|Consequences of stressor-induced changes in species assemblage for biodiversity indicators|de Vries, P.; Smit, M.; van Dalfsen, J.; De Laender, F.; Karmant, C. (2010). Consequences of stressor-induced changes in species assemblage for biodiversity indicators. Environ. Toxicol. Chem. 29(8): 1868-1876. dx.doi.org/10.1002/etc.223
In: Environmental Toxicology and Chemistry. Setac Press: New York. ISSN 0730-7268, more
Biodiversity; Ecological risk assessment; Species sensitivitydistribution
|Authors|| || Top |
- de Vries, P.
- Smit, M.
- van Dalfsen, J.
- De Laender, F., more
- Karmant, C.
Protection of biodiversity is a major objective in environmental management. However, standard protocols for ecological risk assessments use endpoints that are not directly related to biodiversity. In the present study, the changes in five biodiversity indicators, namely, the Hill, Shannon-Wiener, Simpson's diversity index, AZTI's Marine Benthic Index (AMBI), and Benthic Quality Index (BQI), are calculated in case species experience direct chemical effects. This is done for an uncontaminated situation as well as for situations in which the effect concentration of a certain fraction of species (x%) is exceeded, that is, at the hazardous concentration (HCx) of the species sensitivity distribution (SSD) of the considered community. Results indicate that the response of the biodiversity indicators to concentrations spanning the complete concentration range of the SSD is variable.
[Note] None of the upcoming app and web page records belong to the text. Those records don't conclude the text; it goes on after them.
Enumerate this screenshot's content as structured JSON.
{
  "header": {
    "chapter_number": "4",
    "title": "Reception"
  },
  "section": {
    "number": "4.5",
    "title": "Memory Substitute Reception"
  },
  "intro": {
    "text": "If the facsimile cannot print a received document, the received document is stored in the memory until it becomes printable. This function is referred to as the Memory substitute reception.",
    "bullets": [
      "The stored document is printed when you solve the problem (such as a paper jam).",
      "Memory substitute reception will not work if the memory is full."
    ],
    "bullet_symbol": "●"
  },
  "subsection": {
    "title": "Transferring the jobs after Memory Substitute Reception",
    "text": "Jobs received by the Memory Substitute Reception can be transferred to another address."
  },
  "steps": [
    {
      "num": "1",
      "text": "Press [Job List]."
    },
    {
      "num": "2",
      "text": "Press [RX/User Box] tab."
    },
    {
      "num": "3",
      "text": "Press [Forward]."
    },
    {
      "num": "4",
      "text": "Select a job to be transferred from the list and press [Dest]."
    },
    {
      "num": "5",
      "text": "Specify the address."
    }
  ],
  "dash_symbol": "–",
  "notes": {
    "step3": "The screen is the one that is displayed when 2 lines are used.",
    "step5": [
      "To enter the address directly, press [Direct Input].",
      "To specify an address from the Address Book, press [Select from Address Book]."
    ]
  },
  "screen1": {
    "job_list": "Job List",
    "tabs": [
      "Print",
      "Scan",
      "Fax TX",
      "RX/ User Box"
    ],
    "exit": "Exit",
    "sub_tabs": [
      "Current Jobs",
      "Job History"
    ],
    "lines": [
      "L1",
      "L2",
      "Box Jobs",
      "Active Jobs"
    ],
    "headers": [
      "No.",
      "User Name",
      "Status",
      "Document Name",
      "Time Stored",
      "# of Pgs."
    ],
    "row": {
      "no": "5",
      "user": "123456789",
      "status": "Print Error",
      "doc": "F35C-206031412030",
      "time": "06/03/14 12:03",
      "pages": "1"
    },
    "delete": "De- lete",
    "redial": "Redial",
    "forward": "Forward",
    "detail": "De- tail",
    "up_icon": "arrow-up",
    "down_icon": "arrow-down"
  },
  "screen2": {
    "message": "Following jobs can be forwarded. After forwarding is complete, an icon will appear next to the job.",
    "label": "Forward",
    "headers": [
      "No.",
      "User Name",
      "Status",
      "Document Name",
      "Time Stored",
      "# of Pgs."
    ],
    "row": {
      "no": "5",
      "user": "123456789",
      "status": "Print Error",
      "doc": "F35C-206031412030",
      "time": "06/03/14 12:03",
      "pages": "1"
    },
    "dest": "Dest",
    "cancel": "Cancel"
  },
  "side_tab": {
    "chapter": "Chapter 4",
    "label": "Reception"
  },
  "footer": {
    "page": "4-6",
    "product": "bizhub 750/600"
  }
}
This response depends mainly on the type of indicator, the species assemblage, and the ratio of the slope of the concentration effect curves of the species and the slope of the SSD. At the HC5, a commonly used threshold in environmental risk assessment, biodiversity indicators, are affected at a marginal level (change is less than 5% in 99.6% of the simulated cases). Based on the results, the HC5 level is likely to be a protective threshold for changes in biodiversity in terms of richness and heterogeneity in the vast majority of the simulated cases (99.6%) for chemicals for which direct effects are dominant.